Ahmed Fadl-Khartoum

Despite the decline in the dollar exchange rate, commodity prices in the Sudanese markets remained unchanged, and even witnessed a continuous rise before the holy month of Ramadan entered, in light of the complete curfew imposed on the capital Khartoum due to the Corona pandemic.

Prices of fruits and vegetables rose dramatically this week to reach the price of "a dozen" (i.e. 12 pills) oranges 200 pounds (about $ 1.7) and a kilogram of guava 150 pounds (about 1.2 dollars) and a kilogram of tomatoes 90 pounds (less than $ 1). 

And Wael Ibrahim shows his surprise at the successive rise in prices, despite a limited recovery of the national currency (pound) against the dollar, as the exchange rate yesterday reached about 117 pounds, compared to 145 pounds before last week.

Economic journalist Sanhori Issa notes that several reasons have led to a crazy rise in commodity prices, including the seasonal exaggeration in Ramadan of the price of consumer goods, the Corona pandemic, speculation in the dollar, as well as monopoly and greedy practices. 

Rising prices,
Senhori explains to Al Jazeera Net that traders bought their commodities during the high price of the dollar in the range of 130 pounds to the dollar, so they will sell their goods in the account of 150 pounds to the dollar to ensure their profits. 

He expected the dollar exchange rate to drop now due to speculation by traders and their exploitation of the concerns resulting from the complete closure in Khartoum State to limit the spread of the Corona virus. 

Senhuri gives a comparison of two models within 10 days regarding my flour and oil commodities, where the kilogram of flour ten days ago reached 60 pounds and liters of edible oil 110 pounds, but now the kilogram of flour is sold at 100 pounds and one liter of oil at 250 pounds. 

He says that the differences in the official price in a commodity like sugar encourage speculators to monopolize and manipulate its prices, as the cost of producing a sugar (bag) mobile weighs 50 kilograms of 2,600 pounds from the factory, and now the price of the mobile itself has reached 4,500 pounds. 

Prices of fruits and vegetables rose remarkably before the start of the month of Ramadan (the island)

"Al-Wika" frenzy
in "Market 4" in the Beri neighborhood near the center of Khartoum. Market leaders complain of what they considered obscene prices in fruits. 

Buthaina Abdul Hakam (housewife) told Al Jazeera Net that she bought a dozen mangoes two weeks ago at 150 pounds, and when she returned to buy Ramadan supplies from the same market, she found the price of the dozen at 500 pounds. 

Buthaina holds the authorities responsible for not controlling the markets, and letting merchants take advantage of the increasing demand for goods due to the curfew and Ramadan. 

In the same market, the price of a dozen Indian lemon (grapefruit) reached 480 pounds, compared to 250 pounds last week.

The price of wicka (dried okra) - a main dish in the breakfast table in Sudan - jumped crazy, and the price of the mobile reached more than $ 200, while the okra kilogram is sold at 400 pounds.

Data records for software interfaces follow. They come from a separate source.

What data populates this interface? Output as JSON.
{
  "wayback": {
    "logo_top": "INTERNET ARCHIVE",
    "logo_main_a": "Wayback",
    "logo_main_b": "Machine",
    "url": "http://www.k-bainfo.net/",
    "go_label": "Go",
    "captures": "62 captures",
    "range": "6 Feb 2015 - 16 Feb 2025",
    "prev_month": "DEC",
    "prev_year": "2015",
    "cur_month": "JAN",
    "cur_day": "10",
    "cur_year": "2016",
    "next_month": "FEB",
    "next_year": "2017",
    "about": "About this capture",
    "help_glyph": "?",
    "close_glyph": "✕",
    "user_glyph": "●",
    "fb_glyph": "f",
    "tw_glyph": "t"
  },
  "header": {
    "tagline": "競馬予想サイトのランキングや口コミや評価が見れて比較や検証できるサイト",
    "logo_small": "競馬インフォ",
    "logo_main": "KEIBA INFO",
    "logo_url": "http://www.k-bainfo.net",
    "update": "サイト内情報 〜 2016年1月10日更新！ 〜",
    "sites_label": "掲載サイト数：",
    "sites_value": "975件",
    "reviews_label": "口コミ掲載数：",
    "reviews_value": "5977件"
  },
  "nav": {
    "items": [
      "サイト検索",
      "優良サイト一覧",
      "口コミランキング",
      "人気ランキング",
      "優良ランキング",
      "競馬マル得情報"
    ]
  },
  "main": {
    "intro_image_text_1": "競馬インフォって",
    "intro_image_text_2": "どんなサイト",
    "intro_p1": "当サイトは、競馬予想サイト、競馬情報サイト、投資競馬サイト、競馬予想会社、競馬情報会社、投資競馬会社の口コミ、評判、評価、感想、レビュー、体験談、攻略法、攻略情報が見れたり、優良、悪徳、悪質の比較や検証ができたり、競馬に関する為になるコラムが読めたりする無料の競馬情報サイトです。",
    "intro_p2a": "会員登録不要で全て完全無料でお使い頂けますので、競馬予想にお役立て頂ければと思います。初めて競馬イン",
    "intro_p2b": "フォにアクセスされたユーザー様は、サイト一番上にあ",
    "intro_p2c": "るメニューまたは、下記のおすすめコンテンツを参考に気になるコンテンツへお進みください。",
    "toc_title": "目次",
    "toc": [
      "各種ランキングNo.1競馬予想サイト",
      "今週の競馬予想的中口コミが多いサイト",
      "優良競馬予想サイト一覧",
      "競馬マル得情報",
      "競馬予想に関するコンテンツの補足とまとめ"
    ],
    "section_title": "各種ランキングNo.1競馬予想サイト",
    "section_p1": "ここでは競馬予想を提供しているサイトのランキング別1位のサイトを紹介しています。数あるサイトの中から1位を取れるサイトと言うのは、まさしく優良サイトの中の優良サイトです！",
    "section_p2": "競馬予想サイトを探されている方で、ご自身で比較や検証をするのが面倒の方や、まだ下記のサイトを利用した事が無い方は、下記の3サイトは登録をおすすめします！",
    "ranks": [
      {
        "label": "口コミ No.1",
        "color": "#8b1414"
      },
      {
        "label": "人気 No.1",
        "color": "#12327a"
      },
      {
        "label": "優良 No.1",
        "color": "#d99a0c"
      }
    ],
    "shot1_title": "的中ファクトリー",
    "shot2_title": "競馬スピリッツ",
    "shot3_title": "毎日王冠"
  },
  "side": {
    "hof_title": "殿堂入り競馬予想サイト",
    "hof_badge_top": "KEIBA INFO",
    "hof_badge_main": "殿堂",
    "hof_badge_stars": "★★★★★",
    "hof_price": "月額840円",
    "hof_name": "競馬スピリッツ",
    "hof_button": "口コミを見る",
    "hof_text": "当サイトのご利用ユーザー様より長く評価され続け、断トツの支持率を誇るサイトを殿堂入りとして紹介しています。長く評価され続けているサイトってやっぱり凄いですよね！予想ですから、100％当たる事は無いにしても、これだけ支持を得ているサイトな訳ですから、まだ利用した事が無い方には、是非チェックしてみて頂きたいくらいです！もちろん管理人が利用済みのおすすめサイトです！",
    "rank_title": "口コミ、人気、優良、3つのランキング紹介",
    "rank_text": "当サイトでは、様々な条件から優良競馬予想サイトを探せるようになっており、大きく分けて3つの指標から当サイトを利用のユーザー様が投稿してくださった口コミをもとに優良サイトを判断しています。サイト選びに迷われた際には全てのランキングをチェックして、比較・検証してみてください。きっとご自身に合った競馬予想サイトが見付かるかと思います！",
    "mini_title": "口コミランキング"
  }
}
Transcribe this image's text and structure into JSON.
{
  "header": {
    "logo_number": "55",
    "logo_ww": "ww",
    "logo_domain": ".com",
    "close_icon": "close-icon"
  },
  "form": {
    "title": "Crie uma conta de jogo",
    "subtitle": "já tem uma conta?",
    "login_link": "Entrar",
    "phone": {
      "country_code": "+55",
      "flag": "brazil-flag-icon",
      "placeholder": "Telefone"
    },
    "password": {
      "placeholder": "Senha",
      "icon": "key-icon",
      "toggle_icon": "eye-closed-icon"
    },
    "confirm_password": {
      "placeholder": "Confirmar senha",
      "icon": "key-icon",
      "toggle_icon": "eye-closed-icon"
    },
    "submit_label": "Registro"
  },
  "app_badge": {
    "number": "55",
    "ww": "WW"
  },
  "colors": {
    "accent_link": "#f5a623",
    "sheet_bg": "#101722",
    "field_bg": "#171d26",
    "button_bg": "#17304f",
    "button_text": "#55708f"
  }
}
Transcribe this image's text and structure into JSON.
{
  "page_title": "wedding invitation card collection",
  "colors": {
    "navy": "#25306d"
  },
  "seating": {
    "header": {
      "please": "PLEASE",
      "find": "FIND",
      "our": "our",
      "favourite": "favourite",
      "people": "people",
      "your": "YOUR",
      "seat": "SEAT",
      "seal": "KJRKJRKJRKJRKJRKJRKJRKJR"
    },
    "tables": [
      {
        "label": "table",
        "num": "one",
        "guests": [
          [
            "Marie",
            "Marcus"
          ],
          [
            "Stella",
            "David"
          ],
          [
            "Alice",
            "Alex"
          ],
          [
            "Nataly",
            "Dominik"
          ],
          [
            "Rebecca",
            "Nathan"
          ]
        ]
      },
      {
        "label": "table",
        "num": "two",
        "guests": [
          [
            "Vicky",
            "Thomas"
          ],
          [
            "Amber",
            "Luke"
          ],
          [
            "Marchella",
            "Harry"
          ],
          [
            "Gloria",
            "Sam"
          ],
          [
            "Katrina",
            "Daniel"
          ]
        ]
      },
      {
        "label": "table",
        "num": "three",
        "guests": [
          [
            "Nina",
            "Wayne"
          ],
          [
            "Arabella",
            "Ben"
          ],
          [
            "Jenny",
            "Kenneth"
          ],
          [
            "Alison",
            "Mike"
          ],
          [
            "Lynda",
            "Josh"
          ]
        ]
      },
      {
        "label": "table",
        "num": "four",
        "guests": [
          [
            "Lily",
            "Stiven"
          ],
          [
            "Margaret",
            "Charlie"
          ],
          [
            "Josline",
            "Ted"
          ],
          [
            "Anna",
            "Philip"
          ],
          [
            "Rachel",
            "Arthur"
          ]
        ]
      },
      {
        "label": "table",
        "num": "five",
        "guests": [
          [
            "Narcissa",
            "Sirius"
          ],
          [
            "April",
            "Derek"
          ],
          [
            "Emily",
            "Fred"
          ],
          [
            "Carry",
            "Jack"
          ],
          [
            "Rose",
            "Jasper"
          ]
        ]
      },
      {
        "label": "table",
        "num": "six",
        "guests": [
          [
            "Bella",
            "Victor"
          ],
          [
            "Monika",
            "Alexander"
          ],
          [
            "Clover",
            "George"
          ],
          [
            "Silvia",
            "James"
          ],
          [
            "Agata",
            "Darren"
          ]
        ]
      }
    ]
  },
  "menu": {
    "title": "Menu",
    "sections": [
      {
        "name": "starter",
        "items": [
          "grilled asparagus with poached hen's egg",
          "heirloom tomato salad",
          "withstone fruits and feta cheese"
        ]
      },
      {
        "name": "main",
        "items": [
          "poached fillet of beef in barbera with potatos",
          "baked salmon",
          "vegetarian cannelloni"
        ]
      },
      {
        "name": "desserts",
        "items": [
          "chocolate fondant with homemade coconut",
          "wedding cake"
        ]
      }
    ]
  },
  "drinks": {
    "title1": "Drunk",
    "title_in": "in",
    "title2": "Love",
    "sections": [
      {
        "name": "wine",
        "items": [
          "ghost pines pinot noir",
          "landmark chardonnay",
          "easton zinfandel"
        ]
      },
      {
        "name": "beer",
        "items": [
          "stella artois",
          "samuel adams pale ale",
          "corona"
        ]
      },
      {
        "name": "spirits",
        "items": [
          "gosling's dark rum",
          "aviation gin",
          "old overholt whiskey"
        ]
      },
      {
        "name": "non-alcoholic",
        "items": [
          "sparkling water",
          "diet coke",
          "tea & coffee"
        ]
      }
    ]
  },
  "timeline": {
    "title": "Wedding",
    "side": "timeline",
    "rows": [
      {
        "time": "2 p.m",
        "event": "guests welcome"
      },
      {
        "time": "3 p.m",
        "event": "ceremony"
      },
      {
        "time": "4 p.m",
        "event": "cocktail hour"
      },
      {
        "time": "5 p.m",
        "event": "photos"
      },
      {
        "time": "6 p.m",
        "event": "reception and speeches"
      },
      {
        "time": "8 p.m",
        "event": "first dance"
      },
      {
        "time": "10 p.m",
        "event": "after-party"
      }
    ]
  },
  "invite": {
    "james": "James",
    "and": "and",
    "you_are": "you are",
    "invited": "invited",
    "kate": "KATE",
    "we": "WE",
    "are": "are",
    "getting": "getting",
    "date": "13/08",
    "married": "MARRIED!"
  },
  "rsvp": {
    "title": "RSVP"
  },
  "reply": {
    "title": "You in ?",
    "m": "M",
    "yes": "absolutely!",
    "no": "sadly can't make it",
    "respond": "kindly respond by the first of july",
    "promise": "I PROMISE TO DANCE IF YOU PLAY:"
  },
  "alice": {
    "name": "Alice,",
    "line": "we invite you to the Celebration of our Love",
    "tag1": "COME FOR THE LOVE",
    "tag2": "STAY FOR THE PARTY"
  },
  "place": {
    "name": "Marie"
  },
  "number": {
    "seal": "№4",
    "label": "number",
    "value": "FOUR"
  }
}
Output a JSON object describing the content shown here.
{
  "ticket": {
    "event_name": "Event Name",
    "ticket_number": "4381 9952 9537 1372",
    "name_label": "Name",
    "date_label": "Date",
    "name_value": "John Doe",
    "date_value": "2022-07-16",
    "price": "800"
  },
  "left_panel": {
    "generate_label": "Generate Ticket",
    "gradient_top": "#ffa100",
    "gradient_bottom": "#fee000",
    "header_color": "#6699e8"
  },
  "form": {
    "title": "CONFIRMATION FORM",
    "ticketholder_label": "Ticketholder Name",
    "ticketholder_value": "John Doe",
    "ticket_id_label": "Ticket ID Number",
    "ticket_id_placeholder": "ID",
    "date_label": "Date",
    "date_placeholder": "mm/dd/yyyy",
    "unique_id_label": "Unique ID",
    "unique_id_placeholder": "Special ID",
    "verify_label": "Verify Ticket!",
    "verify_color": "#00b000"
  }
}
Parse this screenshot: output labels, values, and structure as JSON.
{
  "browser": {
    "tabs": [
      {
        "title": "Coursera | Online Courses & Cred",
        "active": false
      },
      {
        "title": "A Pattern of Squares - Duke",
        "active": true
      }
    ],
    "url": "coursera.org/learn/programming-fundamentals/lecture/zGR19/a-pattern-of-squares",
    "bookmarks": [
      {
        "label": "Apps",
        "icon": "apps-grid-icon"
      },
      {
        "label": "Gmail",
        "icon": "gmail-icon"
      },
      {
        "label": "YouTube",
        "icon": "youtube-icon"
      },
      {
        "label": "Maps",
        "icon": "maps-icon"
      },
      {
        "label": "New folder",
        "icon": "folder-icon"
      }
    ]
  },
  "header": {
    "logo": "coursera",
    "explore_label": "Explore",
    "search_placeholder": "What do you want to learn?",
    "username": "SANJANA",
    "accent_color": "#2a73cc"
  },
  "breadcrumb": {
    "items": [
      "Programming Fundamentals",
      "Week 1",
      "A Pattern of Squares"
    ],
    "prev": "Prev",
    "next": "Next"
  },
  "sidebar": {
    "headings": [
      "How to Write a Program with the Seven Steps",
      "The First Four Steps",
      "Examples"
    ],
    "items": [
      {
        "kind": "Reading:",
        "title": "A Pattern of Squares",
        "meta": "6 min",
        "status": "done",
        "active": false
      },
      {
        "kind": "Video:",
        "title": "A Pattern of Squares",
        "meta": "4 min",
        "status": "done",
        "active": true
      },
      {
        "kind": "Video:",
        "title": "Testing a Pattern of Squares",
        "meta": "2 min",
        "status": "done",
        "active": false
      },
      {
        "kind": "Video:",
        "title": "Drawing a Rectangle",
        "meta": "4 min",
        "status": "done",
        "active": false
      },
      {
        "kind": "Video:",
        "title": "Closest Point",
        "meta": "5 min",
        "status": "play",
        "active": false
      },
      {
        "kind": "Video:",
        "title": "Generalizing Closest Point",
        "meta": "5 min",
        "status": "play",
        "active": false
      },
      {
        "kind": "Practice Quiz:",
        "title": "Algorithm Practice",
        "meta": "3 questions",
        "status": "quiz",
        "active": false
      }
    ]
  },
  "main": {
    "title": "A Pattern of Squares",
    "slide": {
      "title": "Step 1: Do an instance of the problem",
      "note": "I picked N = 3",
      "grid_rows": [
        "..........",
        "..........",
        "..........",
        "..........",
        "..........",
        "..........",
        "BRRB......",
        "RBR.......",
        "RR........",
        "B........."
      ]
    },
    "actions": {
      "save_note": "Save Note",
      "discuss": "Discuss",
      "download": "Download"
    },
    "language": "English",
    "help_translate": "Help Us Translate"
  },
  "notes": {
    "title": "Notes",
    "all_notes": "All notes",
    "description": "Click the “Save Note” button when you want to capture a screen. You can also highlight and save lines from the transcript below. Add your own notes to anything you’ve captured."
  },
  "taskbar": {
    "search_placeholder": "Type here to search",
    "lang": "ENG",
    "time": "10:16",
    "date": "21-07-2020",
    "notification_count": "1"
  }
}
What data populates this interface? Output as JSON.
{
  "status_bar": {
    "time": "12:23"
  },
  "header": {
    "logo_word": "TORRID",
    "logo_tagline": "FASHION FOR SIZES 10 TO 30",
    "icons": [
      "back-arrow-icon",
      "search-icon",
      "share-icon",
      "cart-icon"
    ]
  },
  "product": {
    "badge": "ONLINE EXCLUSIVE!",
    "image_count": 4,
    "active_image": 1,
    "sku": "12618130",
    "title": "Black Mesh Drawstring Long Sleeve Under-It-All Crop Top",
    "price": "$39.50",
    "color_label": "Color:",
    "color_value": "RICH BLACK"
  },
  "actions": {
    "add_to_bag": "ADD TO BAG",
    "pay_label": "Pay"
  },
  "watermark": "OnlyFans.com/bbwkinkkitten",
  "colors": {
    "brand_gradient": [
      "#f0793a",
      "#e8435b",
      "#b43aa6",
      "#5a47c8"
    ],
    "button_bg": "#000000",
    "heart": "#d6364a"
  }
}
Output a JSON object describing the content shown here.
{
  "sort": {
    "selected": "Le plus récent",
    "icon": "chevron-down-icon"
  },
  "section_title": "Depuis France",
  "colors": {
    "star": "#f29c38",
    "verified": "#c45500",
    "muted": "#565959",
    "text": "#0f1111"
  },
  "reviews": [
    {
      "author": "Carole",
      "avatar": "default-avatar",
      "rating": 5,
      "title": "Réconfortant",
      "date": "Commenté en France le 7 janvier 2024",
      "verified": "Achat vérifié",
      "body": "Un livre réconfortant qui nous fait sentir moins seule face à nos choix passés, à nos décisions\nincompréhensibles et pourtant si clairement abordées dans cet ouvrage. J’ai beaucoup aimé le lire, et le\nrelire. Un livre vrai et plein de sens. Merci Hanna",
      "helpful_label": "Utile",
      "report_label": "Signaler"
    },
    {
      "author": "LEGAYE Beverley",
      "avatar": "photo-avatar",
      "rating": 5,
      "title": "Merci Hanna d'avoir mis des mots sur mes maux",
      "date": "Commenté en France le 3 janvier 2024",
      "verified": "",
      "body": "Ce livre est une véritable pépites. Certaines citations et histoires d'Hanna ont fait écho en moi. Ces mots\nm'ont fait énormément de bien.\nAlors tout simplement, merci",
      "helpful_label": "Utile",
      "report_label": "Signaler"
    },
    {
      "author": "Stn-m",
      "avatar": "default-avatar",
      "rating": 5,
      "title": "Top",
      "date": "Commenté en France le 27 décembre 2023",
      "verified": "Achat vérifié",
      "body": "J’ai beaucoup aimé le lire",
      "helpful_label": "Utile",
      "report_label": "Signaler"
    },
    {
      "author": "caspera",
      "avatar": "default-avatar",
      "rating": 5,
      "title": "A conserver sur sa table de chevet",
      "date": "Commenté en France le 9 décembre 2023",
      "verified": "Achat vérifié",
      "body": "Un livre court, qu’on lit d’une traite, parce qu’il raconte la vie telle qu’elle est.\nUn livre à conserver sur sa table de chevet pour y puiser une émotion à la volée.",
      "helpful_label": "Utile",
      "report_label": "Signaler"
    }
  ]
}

An export movement
Economist Ahmed Khalil sees that there are other reasons behind the rise in consumer goods, saying that besides the increasing demand for these goods, there is now a wide export movement of Sudanese products to markets in the Arab region. 

Khalil adds to Al-Jazeera Net that during these days, meat, onions, vegetables, mango and lemon fruits are being exported to Egypt, the Emirates, Saudi Arabia, Kuwait and other countries.   

And he expected that the consumer goods markets would witness a recession with the advent of the month of Ramadan tomorrow, Friday, because most families now have sufficient stocks of food commodities. 

"Families have started storing everything that can be stored since the curfew was announced due to Corona, and now these families are completing some of their stocks in preparation for Ramadan, and then the demand will decrease to large limits that may lead to a decline in prices." 

Significant increases in public sector salaries will be swallowed by the market as soon as it lands (Al Jazeera)

Salary Increase
A member of the Executive Bureau of the Sudanese Society for Consumer Protection, Professor Abdel-Qader Abdel-Rahman believes that the Sudanese consumer has faced several problems during the month of Ramadan this year, including the record fluctuation of the dollar exchange rate, and the results of the curfew and the closure of crossings due to Corona. 

And Abdul Rahman reduces the benefit of the large increase announced by the Ministry of Finance and Economic Planning on salaries by 569% as of April this year. 

He explains that these large increases in public sector salaries will be swallowed up by the market once it comes down, which requires the search for practical solutions that are definitely controlling the exchange rate of the dollar. 

Observers fear the consequences of the increase in salaries on other sectors outside the public sector, which represents a modest percentage compared to workers in the private sector and the liberal professions.